Across the nation, there has been a recent barrage of media reports, in progressive as well as conservative publications, advocating and applauding reforms in the criminal justice system. Academics, politicians, religious leaders and reformers have been joined by a handful of those on the right in this chorus of support.
The New York Times recently published an op-ed by Maya Schenwar, editor-in-chief of Truthout, calling for the elimination of bail, accurately noting that is punishes the poor and people of color.
The New Yorker magazine posted a significant report on how one creative Milwaukee DA is addressing institutional racism.
Others have written about abuses in arrests, sentencing, prison conditions, parole, and re-entry hazards.
Publications as diverse as The Wall Street Journal and The Nation have agreed on the shortcomings of the criminal justice system.
Reading all the news, you could get the impression that dramatic changes were taking place. Yet, in spite of all the media and the politicians' and reformers' cries for accountability, the hundreds of thousands of men and women across the country in jails and prisons find their daily lives unchanged. The atmosphere is dismal, punitive and hopeless.
I know this, firsthand, from my continuing work at The Fortune Society. The examples abound.
On December 18, 2014, the day after New York City Mayor Bill de Blasio visited Rikers Island in response to exposés of prisoner beatings, a man imprisoned there, with whom I have been in contact, had his foot broken by correction officers.
A 42-year-old man, incarcerated in the New York State prison system since he was 17, is repeatedly turned down by the parole board despite the fact that he has taken every program offered and has excelled. He has won the respect of staff and inmates and has assumed responsibility with great introspection of the crime which led to his incarceration. But he is denied by a parole board that has become another judge and jury. The man in question is prepared to be a taxpayer. Instead, he is a tax burden.
A New York parolee misses his report date. Years ago, this would have resulted in stricter street supervision. Instead, he is re-incarcerated on a parole violation, spends the next three months in a medium-security prison near the Canadian border, and loses his job as a result. He discovers that most of the men with him are parole violators. Not only is this expensive for the taxpayer, it also justifies maintaining an institution that might otherwise be closed because the crime rate has dropped so dramatically. Many parole violators come back to the streets having lost jobs and housing and are forced to live in the drug-filled shelter system. Their options are narrowed and alienation increased.
A 50-year-old black man sits on Rikers Island for nine months awaiting trial, accused of being with a man who robbed a laundromat of $40 and a cell phone. The assumed robber has not yet been caught. Bail is $25,000 for the apprehended friend because of a felony committed 25 years ago. The DA offers seven years and threatens if the man goes to trial he could get 20 years or more. Yet, the leader of the Republicans in the New York State Senate -- arrested for extortion, soliciting bribes and fraud and facing 30 years in prison -- is released without bail at his arraignment. The black man sits in jail -- the other sits where he wants. Equal justice for all?

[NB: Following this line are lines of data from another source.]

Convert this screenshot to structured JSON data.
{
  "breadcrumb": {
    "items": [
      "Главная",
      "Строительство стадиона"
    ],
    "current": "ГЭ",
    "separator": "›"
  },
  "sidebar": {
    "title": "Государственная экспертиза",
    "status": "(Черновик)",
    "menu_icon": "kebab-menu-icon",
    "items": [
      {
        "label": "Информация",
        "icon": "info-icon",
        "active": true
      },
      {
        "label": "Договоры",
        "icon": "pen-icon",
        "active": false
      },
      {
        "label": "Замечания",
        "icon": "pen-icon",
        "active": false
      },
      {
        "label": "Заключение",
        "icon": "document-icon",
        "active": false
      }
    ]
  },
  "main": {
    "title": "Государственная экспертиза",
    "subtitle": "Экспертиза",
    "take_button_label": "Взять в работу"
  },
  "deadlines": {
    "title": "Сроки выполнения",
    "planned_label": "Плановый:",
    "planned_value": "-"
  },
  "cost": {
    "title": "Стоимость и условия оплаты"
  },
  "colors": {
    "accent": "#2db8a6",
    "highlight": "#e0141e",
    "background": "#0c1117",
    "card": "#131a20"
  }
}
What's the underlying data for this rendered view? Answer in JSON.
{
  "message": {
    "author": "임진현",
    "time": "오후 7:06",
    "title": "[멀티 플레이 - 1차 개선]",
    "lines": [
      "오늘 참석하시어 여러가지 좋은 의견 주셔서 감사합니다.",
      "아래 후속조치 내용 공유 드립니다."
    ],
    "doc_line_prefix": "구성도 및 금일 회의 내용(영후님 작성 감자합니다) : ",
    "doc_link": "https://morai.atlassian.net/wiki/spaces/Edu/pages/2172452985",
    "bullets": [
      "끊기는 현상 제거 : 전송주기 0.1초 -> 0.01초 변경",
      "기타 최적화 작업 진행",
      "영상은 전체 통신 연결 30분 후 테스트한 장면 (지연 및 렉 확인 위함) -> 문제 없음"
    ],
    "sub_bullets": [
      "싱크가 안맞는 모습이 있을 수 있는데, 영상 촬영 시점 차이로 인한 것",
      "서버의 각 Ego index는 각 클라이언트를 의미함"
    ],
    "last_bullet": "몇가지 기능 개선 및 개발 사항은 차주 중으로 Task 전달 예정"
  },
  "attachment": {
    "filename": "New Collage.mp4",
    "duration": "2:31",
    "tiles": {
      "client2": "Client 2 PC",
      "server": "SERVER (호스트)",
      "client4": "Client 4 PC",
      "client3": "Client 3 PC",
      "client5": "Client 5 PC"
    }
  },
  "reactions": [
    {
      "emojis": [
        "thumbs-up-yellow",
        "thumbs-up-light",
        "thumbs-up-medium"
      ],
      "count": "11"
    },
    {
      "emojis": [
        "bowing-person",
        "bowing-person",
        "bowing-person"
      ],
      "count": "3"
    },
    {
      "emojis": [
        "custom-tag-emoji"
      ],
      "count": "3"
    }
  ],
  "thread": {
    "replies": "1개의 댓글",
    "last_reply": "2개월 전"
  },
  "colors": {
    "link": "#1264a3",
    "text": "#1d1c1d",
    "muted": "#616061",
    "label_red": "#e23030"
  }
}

In a scathing indictment of the U.S. penal system (Callous and Cruel, Use of Force against Inmates with Mental Disabilities in US Jails and Prisons), The Human Rights Watch reports that mentally ill inmates in prisons and jails across the U.S. are subjected to routine physical abuse by guards, including being doused with chemical sprays, shocked with electric stun guns, and strapped for hours to chairs or beds. Almost every jail and prison has men, women, and children in solitary confinement inducing madness and violence. Despite what we know about the mentally ill and the damage caused by solitary, these practices remain the status quo.
Police continue to fill quotas by disproportionately arresting people of color for minor offenses. DAs, judges and parole boards too often make decisions based on recent headlines. And our correctional system belies the meaning of that word, inflicting punishment and damage on the men, women and children in its control.
The criminal justice system is populated with people who have suffered abuse, drug addiction, poverty, homelessness, joblessness, mental illness, and illiteracy. At every juncture, the practitioners of the criminal justice system and policy makers ignore and resist the wisdom and insight of social scientists, psychiatrists, and religious leaders who warn us that punishment is not an appropriate solution to complex social issues.
The reality is, we are maintaining and supporting an archaic justice system because of the absence of a creative political strategy and the will to do what is right. All of the new reporting in the world cannot provide relief for those who languish in prison. Editorials without follow-up are useless.
Until we develop courageous political leadership in this country, this dangerous and damaging system will go on.